Bakong, which are prawns common in the Tonlé Sap and Mekong rivers, are typically grilled. This recipe, served with a kroeung, or sauce, is an elaboration on the traditional preparation.
5 dried New Mexican chiles, stems removed
5 cloves garlic, peeled
1 bunch fresh cilantro, stems chopped,
leaves reserved for garnish
1/2 tsp. turmeric
1 2'' piece galangal, peeled and coarsely chopped
1 4'' piece lesser galangal
2 stalks fresh lemongrass, trimmed and
2 tsp. shrimp paste
1/2 cup coconut milk
2 tbsp. tuk trey or other Southeast Asian
2 tbsp. sugar
1 tbsp. vegetable oil
8 large freshwater prawns
2 limes, quartered

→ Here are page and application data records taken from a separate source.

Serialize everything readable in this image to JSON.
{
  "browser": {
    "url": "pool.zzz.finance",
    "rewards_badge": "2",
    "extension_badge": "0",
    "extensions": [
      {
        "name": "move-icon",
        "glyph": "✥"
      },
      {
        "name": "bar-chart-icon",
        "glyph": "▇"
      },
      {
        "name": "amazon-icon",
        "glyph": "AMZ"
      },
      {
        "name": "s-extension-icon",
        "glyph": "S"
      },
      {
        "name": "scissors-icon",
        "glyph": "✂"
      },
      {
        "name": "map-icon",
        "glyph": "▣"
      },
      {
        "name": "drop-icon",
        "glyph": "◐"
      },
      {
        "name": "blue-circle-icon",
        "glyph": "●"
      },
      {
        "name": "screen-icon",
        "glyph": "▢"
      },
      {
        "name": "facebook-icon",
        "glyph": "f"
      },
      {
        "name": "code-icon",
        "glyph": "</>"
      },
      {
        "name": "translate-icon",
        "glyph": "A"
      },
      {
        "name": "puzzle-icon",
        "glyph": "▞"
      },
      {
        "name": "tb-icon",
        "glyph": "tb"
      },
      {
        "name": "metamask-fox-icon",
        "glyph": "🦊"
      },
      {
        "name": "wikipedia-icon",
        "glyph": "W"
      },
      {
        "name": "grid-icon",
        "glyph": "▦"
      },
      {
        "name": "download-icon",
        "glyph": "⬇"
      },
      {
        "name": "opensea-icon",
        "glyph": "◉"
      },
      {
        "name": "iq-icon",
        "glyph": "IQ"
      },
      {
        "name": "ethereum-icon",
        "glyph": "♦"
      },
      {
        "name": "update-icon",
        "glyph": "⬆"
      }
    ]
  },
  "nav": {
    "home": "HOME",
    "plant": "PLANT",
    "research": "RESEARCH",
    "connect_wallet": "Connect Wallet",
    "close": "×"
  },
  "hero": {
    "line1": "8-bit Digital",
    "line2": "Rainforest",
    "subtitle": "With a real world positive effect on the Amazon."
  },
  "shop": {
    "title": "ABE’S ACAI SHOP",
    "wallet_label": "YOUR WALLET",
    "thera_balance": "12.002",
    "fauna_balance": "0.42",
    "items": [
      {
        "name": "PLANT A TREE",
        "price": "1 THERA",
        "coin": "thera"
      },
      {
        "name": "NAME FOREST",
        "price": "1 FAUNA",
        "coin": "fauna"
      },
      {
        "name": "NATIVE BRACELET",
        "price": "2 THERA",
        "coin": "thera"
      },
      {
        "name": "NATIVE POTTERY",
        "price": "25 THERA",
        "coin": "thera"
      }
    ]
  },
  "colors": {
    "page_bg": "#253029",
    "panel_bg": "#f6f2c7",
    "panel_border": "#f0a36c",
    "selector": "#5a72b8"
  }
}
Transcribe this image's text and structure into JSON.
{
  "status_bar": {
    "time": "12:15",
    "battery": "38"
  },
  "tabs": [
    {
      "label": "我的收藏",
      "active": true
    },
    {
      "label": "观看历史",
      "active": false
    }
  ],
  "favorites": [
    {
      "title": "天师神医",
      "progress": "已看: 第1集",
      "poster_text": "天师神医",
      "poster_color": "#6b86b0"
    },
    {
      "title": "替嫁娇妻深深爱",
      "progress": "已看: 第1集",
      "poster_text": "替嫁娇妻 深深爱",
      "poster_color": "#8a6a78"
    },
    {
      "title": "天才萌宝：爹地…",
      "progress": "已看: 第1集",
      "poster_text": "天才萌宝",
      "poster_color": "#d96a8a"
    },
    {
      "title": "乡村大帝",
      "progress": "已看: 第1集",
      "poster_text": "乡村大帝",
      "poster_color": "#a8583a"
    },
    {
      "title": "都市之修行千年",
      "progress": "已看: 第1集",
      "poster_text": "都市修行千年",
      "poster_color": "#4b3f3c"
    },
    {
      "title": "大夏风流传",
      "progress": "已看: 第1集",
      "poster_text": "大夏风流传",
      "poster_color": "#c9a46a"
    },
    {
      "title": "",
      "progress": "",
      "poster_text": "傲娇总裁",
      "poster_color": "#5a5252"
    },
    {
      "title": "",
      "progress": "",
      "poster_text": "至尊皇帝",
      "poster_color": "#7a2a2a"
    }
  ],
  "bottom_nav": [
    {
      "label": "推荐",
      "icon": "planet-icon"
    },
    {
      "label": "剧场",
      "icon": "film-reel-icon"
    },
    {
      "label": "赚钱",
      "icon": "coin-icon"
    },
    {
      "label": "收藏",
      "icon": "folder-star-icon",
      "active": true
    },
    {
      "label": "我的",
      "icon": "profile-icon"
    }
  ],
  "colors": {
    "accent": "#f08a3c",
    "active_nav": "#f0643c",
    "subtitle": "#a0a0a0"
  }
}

1. Rinse chiles, then place in a medium bowl. Cover with hot water and set aside until soft, about 15 minutes. Drain chiles and remove and discard veins and seeds. (It is best to wear rubber gloves when handling chiles because oils can irritate skin.) Place chiles in a blender with garlic, cilantro stems, turmeric, and both types of galangal. Add lemongrass, shrimp paste, coconut milk, tuk trey, sugar, and 1/4 cup water and purée until smooth.
2. Preheat broiler. Heat oil in a small saucepan over medium-high heat. Carefully add chile mixture (it may spatter) and cook, stirring, until sauce thickens and turns brick red, 5–10 minutes. Set aside to cool.
3. Butterfly prawns by slicing each one lengthwise through underside, leaving shell intact along back. Pull out and discard dark intestine, which runs along back. Place prawns on an oiled cookie sheet, shell side down, flatten, then brush chile sauce over meat. Broil until prawns are pink and firm, about 7 minutes, then transfer to a platter. Serve garnished with lime wedges and reserved cilantro leaves.